Russia proposal likely to avert US airstrikes
Updated: 2013-09-12 00:37
By CHEN WEIHUA in Washington (China Daily)
Obama asks Congress to postpone vote on attack
US President Barack Obama has spent the past two weeks trying to make his case for a limited military strike against Syria over the alleged use of chemical weapons by its government forces. In an address to the nation on Tuesday night, however, he said he asked Congress to postpone a vote to authorize the use of force.
He did so after Russia made a proposal to place Syria's chemical weapons under international supervision, pending later destruction, Obama said.
A patron of McP's Pub in Coronado, California, watches US President Barack Obama give a speech on Syria on Tuesday. [Gregory Bull / Associated Press]
"It's too early to tell whether this offer will succeed, and any agreement must verify that the Assad regime keeps its commitments. But this initiative has the potential to remove the threat of chemical weapons without the use of force, particularly because Russia is one of Assad's strongest allies," Obama said in his 15-minute address from the East Room of the White House.
The Russian proposal was made on Monday just hours after US Secretary of State John Kerry said in London that the government of Bashar al-Assad could avoid military strikes if it handed over its chemical weapons within a week.
Damascus welcomed the move, with Syrian Foreign Minister Walid Muallem saying, "We fully support Russia's initiative concerning chemical weapons in Syria and we are ready to cooperate." He also said, as part of the deal, Syria intends to join the Chemical Weapons Convention.
Obama said Kerry will meet his Russian counterpart, Sergey Lavrov, in Geneva on Thursday while the US president continues discussions on the issue with Russian President Vladmir Putin.
"And we will work together in consultation with Russia and China to put forward a resolution at the UN Security Council requiring Assad to give up his chemical weapons and to ultimately destroy them under international control," Obama said.
China, which opposed military strikes against Syria, also applauded the proposal.
Chinese Foreign Ministry spokesman Hong Lei confirmed that a six-member delegation sent by a Syrian opposition organization known as the Syrian National Dialogue Forum began a visit to China on Tuesday.
The delegation, invited by the Chinese People's Institute of Foreign Affairs, will meet Foreign Ministry officials to discuss the Syrian situation.
"China has always believed that a political resolution was the only practical way out of the Syrian crisis," Hong said, adding that hosting the Syrian opposition delegation was part of those efforts.
Syria is one of the five countries that have not signed the Chemical Weapons Convention, which bans the production, stockpiling and use of chemical weapons.

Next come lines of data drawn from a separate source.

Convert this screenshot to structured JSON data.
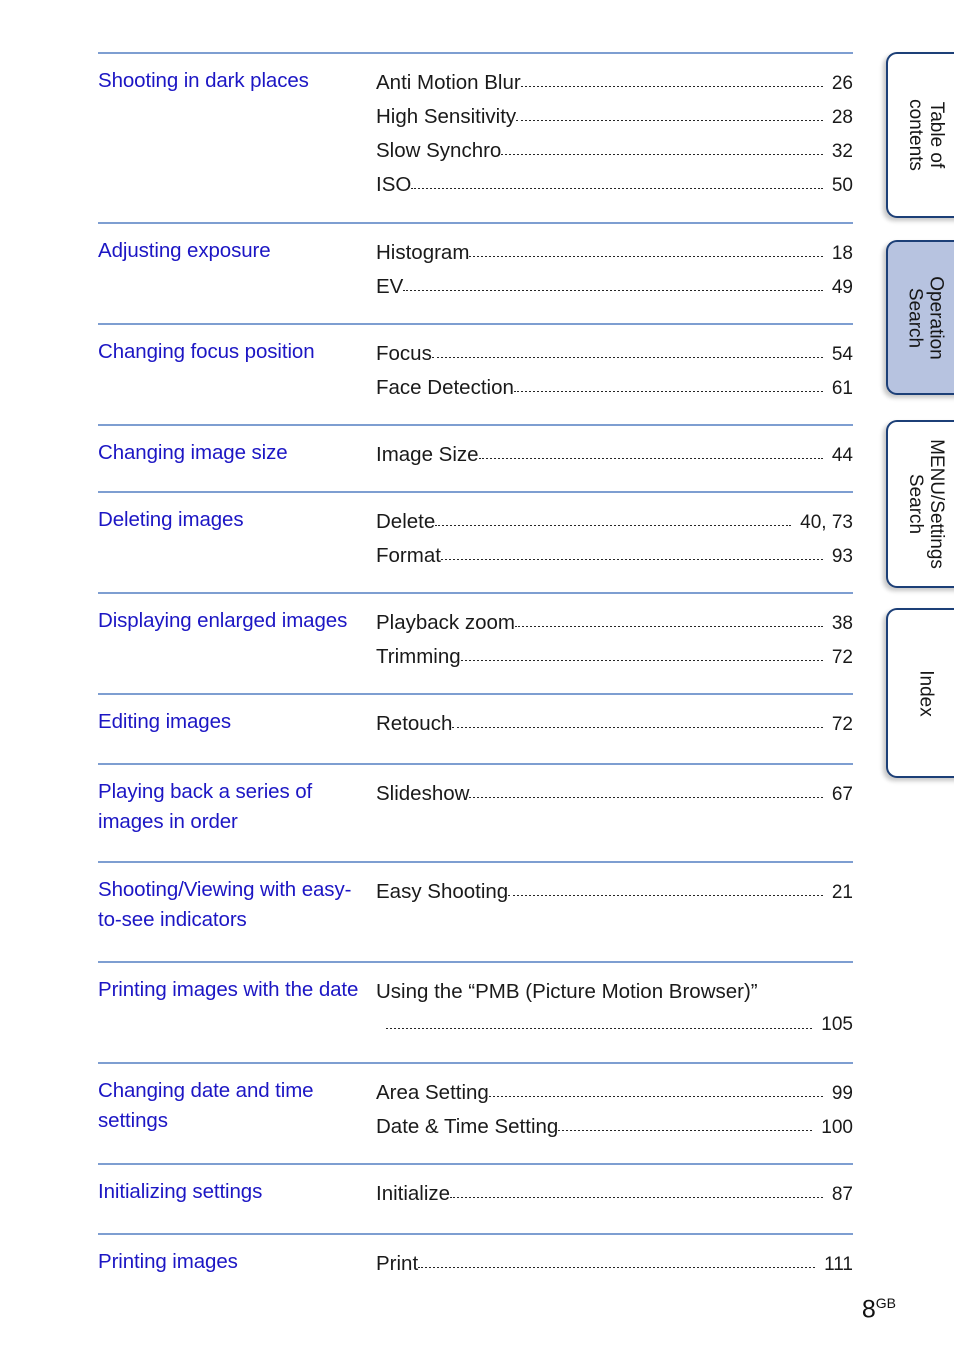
{
  "document": {
    "page_number": "8",
    "page_number_suffix": "GB"
  },
  "side_tabs": [
    {
      "id": "table-of-contents",
      "label": "Table of\ncontents",
      "line1": "Table of",
      "line2": "contents",
      "active": false
    },
    {
      "id": "operation-search",
      "label": "Operation Search",
      "line1": "Operation",
      "line2": "Search",
      "active": true
    },
    {
      "id": "menu-settings-search",
      "label": "MENU/Settings Search",
      "line1": "MENU/Settings",
      "line2": "Search",
      "active": false
    },
    {
      "id": "index",
      "label": "Index",
      "line1": "Index",
      "line2": "",
      "active": false
    }
  ],
  "colors": {
    "heading_blue": "#1c16c4",
    "rule_blue": "#7e9ed1",
    "tab_border": "#1c3f77",
    "tab_active_fill": "#b7c3e0",
    "body_text": "#1a1a1a"
  },
  "toc": [
    {
      "category": "Shooting in dark places",
      "entries": [
        {
          "title": "Anti Motion Blur",
          "page": "26"
        },
        {
          "title": "High Sensitivity",
          "page": "28"
        },
        {
          "title": "Slow Synchro",
          "page": "32"
        },
        {
          "title": "ISO",
          "page": "50"
        }
      ]
    },
    {
      "category": "Adjusting exposure",
      "entries": [
        {
          "title": "Histogram",
          "page": "18"
        },
        {
          "title": "EV",
          "page": "49"
        }
      ]
    },
    {
      "category": "Changing focus position",
      "entries": [
        {
          "title": "Focus",
          "page": "54"
        },
        {
          "title": "Face Detection",
          "page": "61"
        }
      ]
    },
    {
      "category": "Changing image size",
      "entries": [
        {
          "title": "Image Size",
          "page": "44"
        }
      ]
    },
    {
      "category": "Deleting images",
      "entries": [
        {
          "title": "Delete",
          "page": "40, 73"
        },
        {
          "title": "Format",
          "page": "93"
        }
      ]
    },
    {
      "category": "Displaying enlarged images",
      "entries": [
        {
          "title": "Playback zoom",
          "page": "38"
        },
        {
          "title": "Trimming",
          "page": "72"
        }
      ]
    },
    {
      "category": "Editing images",
      "entries": [
        {
          "title": "Retouch",
          "page": "72"
        }
      ]
    },
    {
      "category": "Playing back a series of images in order",
      "entries": [
        {
          "title": "Slideshow",
          "page": "67"
        }
      ]
    },
    {
      "category": "Shooting/Viewing with easy-to-see indicators",
      "entries": [
        {
          "title": "Easy Shooting",
          "page": "21"
        }
      ]
    },
    {
      "category": "Printing images with the date",
      "entries": [
        {
          "title": "Using the “PMB (Picture Motion Browser)”",
          "page": "105",
          "wrapped": true
        }
      ]
    },
    {
      "category": "Changing date and time settings",
      "entries": [
        {
          "title": "Area Setting",
          "page": "99"
        },
        {
          "title": "Date & Time Setting",
          "page": "100"
        }
      ]
    },
    {
      "category": "Initializing settings",
      "entries": [
        {
          "title": "Initialize",
          "page": "87"
        }
      ]
    },
    {
      "category": "Printing images",
      "entries": [
        {
          "title": "Print",
          "page": "111"
        }
      ]
    }
  ]
}
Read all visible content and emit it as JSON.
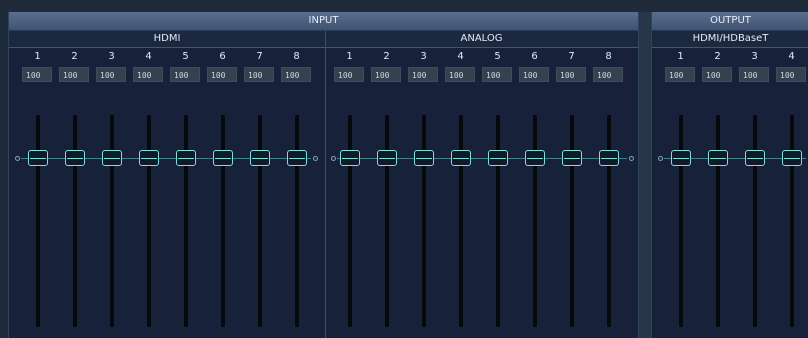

The four others are the Democratic People's Republic of Korea, Angola, Egypt and South Sudan.
A Pew Center survey published on Monday showed that the number of US citizens who opposed US airstrikes against Syria jumped 15 percent over a week, from 48 percent to 63 percent, as many who were previously undecided turned against military action. Fifty-three percent of Democrats opposed such airstrikes.
A CNN/ORC International survey released on Monday showed 54 percent of the polled US citizens believe it is "likely but not certain" that the Syrian government used chemical weapons.
An interview by CBS anchorman Charlie Rose with Assad over the weekend also delivered a message rarely heard in US media, when Assad claimed a US strike would be in direct support of al-Qaida fighting in Syria.
"What do wars give America? Nothing," Assad said. "No political gain, no economic gain, no good reputation. The credibility of the US is at an all-time low."
Just one day before Obama addressed the nation to sell his plan, he arranged interviews with six TV networks on Monday, the most in a single day since he took office, in a bid to convince the public of the need for military action.
His Cabinet members, such as Kerry, Defense Secretary Chuck Hagel, Chairman of the Joint Chiefs of Staff Martin Dempsey and National Security Advisor Susan Rice, have been busy trying to win support both at home and abroad, in a mission that was deemed extremely difficult.
"For this diplomatic option to have a chance of succeeding, the threat of a US military action — the credible, real threat of US military action — must continue," Hagel said on Tuesday in his testimony before the US House Armed Services Committee.
Observers said Russia's proposal would be a win-win situation for both Assad and Western countries, but not for the rebels.